Dataset records
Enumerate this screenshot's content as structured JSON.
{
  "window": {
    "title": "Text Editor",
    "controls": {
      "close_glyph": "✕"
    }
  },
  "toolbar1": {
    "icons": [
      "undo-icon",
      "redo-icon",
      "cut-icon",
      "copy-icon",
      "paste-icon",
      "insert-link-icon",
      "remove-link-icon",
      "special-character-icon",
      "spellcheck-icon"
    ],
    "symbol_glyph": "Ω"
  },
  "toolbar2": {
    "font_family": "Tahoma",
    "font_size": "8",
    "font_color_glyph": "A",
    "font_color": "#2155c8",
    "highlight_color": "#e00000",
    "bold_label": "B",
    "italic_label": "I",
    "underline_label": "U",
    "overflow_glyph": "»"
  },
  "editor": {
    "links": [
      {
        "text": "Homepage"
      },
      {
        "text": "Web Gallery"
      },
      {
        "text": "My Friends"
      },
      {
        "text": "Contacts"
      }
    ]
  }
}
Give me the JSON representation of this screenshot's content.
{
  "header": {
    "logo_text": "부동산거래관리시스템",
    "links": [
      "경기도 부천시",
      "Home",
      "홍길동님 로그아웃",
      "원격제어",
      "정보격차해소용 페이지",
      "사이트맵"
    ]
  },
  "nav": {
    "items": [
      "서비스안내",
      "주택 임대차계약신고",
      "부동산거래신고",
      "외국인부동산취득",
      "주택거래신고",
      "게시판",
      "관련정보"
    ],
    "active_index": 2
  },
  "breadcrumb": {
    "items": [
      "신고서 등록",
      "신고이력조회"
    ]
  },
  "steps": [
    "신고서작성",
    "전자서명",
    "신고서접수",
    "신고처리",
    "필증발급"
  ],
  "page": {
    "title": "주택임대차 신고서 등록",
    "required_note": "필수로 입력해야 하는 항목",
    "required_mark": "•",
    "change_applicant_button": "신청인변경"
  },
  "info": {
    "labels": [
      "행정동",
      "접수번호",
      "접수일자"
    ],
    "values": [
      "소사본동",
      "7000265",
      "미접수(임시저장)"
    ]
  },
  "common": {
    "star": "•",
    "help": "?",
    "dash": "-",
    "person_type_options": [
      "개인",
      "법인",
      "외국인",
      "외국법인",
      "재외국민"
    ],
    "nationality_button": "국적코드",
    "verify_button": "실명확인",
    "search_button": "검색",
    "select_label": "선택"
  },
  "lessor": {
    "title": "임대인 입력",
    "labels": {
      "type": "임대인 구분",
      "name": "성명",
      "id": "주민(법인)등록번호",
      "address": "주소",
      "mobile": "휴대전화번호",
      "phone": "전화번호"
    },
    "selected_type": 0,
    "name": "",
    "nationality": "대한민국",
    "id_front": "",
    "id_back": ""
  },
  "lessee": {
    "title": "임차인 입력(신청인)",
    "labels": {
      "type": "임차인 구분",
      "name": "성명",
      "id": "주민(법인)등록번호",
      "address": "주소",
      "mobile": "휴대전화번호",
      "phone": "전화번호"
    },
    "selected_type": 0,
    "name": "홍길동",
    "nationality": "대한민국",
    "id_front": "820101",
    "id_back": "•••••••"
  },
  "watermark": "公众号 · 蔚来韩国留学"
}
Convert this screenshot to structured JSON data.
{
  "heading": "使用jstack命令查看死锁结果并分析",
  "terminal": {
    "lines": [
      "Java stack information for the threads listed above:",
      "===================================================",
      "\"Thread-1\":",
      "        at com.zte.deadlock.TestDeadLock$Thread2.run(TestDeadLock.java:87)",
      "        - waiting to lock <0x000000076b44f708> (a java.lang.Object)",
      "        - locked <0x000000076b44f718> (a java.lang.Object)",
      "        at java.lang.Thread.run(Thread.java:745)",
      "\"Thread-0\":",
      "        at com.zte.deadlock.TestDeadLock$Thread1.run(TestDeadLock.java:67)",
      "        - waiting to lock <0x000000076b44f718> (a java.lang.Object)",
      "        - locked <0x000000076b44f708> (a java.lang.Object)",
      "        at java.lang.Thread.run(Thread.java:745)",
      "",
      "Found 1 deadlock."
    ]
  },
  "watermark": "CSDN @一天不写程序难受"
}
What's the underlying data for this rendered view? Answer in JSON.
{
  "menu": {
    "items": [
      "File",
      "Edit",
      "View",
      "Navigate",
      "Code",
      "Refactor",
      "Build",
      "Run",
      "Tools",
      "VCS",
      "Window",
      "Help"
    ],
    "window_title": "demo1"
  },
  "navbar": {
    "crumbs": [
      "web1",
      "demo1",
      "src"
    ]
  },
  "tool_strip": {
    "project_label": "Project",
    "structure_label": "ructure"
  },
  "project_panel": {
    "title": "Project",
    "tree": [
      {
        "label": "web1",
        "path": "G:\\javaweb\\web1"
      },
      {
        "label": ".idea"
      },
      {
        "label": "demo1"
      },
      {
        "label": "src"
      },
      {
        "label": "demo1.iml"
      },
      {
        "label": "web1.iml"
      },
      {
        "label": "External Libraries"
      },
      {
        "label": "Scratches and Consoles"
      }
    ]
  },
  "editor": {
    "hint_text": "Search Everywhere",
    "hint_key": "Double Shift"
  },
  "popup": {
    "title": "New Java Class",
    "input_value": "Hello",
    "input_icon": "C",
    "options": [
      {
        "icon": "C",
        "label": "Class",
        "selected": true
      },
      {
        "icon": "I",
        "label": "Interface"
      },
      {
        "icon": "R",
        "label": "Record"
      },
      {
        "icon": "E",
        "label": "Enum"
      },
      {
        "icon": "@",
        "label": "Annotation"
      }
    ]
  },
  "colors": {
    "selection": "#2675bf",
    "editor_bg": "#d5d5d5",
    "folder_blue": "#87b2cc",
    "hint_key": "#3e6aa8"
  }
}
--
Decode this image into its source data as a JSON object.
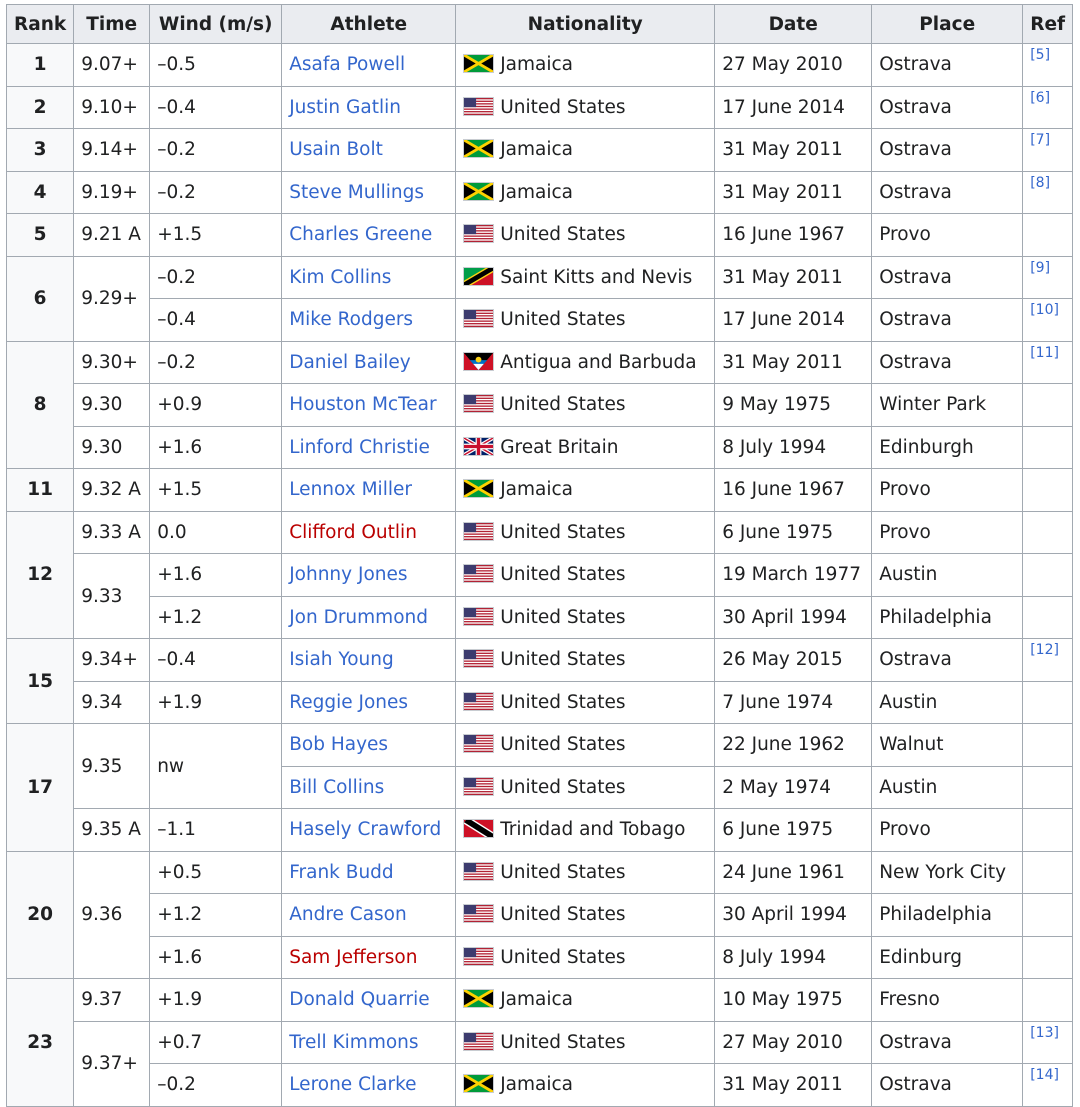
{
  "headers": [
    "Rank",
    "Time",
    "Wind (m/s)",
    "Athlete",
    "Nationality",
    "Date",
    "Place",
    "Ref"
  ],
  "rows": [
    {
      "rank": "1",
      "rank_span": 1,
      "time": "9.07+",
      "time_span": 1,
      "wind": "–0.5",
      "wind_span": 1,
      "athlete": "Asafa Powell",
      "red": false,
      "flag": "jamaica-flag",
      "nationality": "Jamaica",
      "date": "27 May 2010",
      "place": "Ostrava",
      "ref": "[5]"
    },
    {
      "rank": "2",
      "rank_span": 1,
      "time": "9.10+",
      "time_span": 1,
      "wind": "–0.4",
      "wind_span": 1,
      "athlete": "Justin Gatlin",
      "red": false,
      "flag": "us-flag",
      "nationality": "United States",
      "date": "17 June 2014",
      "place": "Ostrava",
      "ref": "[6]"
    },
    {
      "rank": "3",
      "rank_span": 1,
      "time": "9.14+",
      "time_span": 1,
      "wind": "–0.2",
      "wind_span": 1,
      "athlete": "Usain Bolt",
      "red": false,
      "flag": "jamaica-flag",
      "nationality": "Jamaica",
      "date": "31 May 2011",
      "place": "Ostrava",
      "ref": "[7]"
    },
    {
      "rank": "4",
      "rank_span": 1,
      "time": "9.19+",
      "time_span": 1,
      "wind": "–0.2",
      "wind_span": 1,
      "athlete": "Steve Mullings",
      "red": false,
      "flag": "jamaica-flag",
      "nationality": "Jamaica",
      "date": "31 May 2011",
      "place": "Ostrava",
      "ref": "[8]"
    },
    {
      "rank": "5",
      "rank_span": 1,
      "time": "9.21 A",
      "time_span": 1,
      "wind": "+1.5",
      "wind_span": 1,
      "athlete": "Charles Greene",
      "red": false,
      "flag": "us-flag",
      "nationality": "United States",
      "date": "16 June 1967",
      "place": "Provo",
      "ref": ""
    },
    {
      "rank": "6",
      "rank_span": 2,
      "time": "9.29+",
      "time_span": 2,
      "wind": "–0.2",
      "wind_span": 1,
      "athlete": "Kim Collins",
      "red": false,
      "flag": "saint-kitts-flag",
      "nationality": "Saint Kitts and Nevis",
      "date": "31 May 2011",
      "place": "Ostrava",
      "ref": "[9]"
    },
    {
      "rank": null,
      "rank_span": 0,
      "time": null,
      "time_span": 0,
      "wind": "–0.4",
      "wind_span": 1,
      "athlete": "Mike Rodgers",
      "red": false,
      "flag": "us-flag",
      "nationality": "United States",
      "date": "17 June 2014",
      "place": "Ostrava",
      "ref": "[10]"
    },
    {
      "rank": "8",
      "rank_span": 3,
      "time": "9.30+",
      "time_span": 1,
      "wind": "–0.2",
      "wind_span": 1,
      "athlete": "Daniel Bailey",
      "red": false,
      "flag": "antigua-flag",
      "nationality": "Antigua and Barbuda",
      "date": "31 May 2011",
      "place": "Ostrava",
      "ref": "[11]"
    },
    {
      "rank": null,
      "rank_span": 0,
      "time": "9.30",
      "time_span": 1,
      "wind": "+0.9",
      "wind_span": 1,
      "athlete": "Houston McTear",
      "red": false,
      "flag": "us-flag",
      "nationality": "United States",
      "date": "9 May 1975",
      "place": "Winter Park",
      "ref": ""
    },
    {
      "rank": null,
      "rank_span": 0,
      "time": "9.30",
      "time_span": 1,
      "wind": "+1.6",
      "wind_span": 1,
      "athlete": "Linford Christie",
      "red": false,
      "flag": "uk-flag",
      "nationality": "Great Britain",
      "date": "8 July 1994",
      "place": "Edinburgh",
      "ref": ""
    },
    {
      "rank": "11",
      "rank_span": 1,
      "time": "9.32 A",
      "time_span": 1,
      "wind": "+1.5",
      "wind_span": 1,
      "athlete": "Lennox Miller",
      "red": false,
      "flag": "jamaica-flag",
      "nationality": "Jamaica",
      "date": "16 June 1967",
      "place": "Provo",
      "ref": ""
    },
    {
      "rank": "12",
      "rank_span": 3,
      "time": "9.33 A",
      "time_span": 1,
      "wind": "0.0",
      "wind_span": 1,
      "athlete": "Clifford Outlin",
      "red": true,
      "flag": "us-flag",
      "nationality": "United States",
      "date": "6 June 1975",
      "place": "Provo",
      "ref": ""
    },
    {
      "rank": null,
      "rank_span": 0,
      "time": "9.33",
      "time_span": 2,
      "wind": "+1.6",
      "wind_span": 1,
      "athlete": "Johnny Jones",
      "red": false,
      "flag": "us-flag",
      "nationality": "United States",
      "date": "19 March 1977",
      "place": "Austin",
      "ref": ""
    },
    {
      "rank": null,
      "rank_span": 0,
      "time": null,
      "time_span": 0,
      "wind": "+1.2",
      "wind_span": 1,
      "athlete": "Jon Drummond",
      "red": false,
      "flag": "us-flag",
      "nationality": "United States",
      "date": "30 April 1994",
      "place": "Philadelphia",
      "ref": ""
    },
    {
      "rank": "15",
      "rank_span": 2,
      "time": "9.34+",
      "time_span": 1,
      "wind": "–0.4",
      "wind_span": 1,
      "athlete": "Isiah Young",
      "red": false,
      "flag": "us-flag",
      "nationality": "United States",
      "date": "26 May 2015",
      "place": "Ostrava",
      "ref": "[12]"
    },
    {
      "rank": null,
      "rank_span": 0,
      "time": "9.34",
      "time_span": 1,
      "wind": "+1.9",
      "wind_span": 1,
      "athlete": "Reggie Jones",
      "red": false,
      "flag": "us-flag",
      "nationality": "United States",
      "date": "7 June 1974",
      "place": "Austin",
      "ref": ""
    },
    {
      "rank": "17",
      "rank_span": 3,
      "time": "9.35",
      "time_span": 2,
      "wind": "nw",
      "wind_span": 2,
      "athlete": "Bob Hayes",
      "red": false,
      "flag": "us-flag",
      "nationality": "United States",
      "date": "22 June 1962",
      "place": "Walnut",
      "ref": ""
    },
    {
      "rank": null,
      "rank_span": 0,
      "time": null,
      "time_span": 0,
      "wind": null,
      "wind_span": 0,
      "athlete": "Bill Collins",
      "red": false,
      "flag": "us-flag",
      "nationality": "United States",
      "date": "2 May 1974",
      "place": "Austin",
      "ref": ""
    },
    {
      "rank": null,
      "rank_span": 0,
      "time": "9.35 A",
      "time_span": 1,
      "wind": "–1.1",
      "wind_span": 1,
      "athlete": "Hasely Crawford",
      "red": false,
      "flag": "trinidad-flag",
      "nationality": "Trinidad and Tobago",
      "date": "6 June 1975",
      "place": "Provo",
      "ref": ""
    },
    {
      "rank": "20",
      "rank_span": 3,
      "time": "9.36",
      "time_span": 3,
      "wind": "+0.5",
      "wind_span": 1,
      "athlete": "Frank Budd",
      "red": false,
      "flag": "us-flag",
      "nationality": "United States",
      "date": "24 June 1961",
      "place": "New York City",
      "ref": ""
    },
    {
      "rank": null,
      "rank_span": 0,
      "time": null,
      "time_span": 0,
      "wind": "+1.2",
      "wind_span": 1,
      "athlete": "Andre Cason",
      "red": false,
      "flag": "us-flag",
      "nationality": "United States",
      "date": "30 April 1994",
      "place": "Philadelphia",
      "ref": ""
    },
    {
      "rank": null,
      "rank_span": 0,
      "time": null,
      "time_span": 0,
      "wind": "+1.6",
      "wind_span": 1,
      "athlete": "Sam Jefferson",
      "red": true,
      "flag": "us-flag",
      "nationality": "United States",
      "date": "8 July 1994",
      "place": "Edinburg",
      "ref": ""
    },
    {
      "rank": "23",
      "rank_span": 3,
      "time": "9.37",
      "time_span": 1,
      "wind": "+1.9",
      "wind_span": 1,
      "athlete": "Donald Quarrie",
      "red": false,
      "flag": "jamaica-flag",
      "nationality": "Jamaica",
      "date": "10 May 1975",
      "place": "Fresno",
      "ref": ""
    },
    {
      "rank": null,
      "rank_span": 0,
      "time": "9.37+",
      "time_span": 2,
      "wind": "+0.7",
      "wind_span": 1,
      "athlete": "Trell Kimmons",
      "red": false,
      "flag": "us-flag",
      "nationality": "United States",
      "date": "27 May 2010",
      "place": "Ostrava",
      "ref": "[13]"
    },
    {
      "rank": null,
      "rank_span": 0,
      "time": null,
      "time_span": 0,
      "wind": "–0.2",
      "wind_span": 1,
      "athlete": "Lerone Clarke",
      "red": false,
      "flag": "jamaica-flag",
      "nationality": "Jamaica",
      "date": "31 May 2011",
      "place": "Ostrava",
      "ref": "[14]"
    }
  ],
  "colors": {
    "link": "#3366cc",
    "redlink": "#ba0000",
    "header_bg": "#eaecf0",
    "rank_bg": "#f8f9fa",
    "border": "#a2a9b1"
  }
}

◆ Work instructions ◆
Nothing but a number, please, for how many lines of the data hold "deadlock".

◆ Solution for this task ◆
3